Einstein talks about his life and the "adventures" in his mind. Using song and audience participation, Einstein vividly describes how Physics (with a ph not an f) studies matter and energy, and the basic premise of relativity. He explains that a theory is a like a guess to solve a puzzle or mystery. Einstein uses humor and the lively audience participation song "Push-Pull"ť to demonstrate how both standing still and moving require a push or a pull force that needs something else. He then uses everyday experience to show how the term "relative"ť means "needing something else."ť The program is adapted for different grade levels. The K-5 show concludes with an unforgettable illustration of motion's relativity using his "relative motion platform"ť, audience participation and assistance by a willing teacher.
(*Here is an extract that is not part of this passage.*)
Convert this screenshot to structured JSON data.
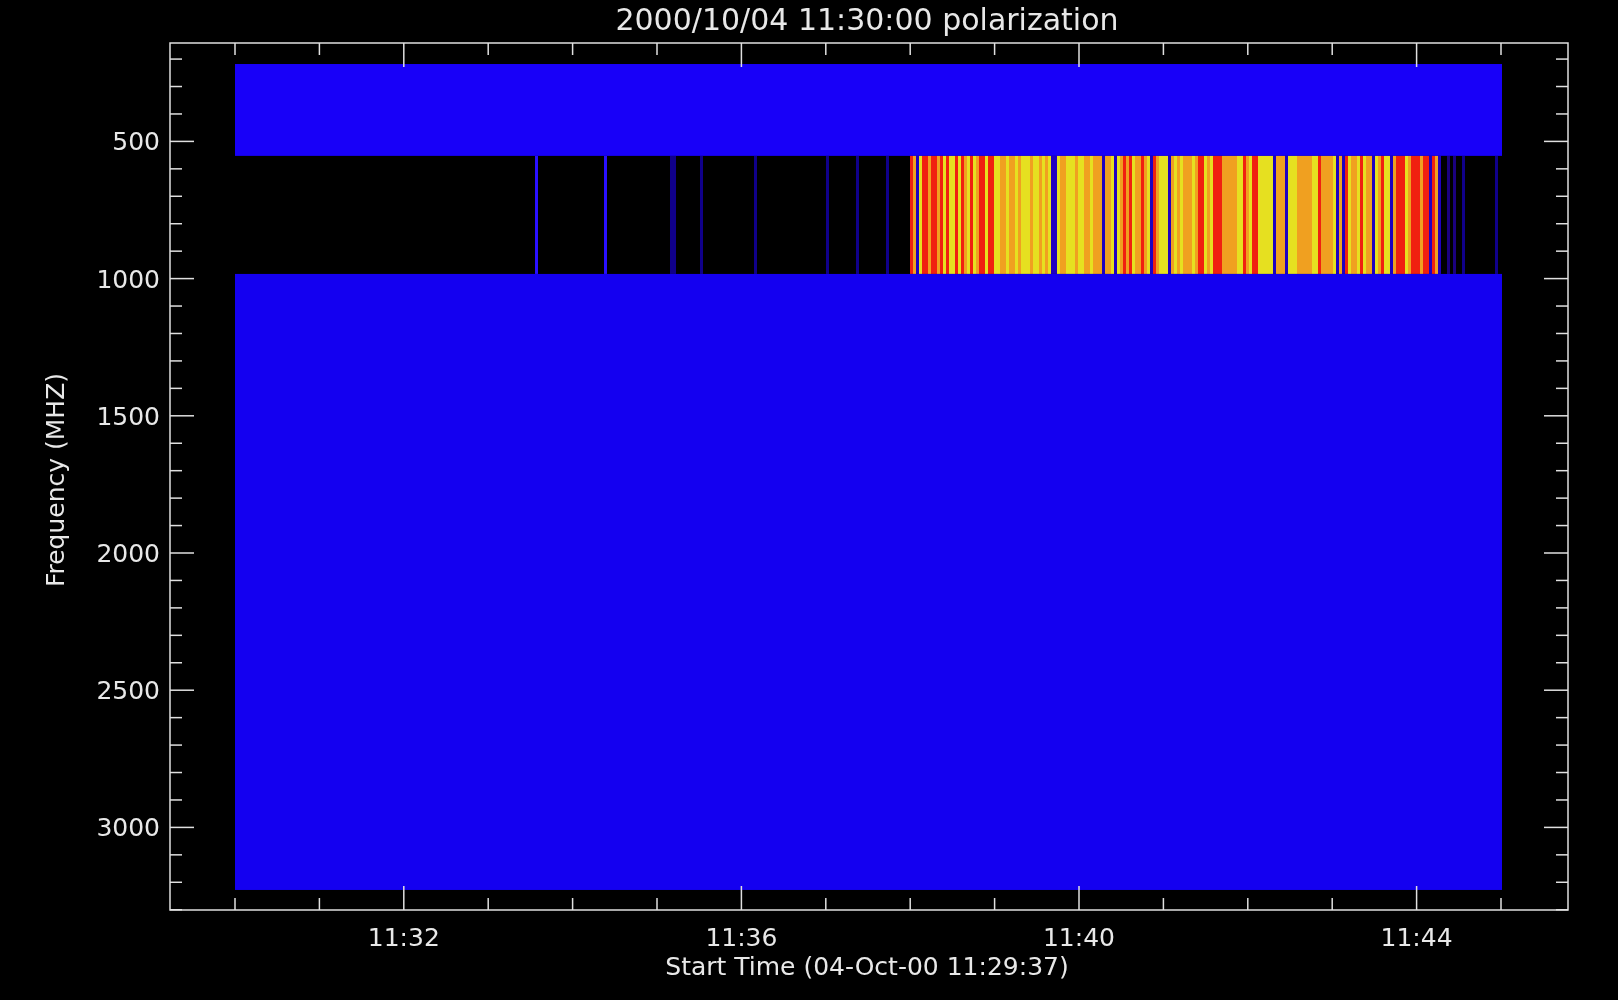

The 6-8 program ends with Einstein's explanation of how his imagination solved the puzzle of relativity in 1905 and the "Speed of Light"ť finale song. A spirited Q & A session follows.
Marc Spiegel dramatically performs his original work in verse, song and narrative prose for both children and adults in schools, libraries, and festivals. As a storyteller he has performed at the Kennedy Center, the International Children's Festival and the White House Millennium Celebration. He has portrayed Albert Einstein in his original "Einstein Alive" at schools and museums from the Arctic Ocean to the Everglades. Marc is best known for the vivid animation of his presentation and the high degree of audience involvement. Marc co-wrote "Time Capsule In A Milkcan"ť with the Smithsonian's Discovery Theater and the U.S. Holocaust Museum in which Marc portrayed Emmanuel Ringlebloom, chronicler of the Warsaw Ghetto.